- TRY IT
Within the entries that follow, show each line where the word "Добавить" occurs.

Website and app data records:
☆ ☆ ☆ ☆ ☆ ☆ ☆

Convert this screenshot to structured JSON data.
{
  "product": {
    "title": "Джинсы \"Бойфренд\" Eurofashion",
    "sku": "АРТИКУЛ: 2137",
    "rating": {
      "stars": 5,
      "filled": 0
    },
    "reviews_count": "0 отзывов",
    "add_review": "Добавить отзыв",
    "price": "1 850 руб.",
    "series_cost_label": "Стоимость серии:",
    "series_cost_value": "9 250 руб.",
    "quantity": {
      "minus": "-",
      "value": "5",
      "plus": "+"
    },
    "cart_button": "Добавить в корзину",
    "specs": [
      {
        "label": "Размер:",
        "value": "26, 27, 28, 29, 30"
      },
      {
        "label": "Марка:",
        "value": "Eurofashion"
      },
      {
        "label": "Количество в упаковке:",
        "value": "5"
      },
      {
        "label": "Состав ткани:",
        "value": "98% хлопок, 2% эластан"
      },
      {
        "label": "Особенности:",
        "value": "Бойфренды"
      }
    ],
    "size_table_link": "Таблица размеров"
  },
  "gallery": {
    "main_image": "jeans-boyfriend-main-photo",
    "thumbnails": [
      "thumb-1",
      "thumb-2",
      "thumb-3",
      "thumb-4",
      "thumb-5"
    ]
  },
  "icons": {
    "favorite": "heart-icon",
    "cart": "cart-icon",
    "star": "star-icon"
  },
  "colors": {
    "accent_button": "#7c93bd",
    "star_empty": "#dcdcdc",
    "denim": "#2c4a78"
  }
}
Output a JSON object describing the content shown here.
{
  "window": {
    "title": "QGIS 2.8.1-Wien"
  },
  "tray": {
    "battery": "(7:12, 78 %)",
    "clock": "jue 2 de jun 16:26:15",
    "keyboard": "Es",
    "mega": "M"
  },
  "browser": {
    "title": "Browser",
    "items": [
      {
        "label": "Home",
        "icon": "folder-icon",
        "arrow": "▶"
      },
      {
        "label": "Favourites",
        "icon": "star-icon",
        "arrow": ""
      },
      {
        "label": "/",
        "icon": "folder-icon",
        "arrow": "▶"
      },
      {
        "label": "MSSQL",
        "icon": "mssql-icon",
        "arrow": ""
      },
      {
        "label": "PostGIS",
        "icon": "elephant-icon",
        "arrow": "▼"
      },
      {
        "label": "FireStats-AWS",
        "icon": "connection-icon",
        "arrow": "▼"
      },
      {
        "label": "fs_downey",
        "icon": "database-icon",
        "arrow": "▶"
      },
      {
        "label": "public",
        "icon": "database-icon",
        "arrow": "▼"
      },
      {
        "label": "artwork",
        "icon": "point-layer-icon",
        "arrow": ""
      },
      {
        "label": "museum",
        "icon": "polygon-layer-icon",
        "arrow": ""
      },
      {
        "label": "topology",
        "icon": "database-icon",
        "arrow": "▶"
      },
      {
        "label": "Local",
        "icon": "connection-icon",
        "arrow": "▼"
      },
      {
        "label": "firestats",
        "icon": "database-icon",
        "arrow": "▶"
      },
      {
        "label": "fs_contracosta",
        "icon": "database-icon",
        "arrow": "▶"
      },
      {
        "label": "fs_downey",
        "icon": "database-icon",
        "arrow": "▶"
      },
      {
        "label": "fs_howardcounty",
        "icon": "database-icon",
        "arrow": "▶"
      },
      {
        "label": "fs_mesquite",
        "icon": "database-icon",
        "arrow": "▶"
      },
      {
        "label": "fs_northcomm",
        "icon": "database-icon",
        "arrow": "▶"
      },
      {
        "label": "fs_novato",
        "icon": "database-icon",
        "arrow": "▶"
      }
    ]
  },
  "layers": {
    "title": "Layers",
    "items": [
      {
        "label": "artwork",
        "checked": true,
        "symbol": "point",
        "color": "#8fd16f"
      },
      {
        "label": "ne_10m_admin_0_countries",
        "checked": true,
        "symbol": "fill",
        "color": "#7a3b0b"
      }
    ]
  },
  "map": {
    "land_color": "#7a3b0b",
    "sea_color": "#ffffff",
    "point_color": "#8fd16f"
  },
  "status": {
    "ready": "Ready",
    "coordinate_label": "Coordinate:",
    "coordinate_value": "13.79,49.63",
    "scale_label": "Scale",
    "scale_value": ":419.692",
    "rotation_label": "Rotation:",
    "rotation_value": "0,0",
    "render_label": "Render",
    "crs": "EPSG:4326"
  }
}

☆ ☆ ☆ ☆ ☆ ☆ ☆

- EXERCISE OUTPUT
    "add_review": "Добавить отзыв",
    "cart_button": "Добавить в корзину",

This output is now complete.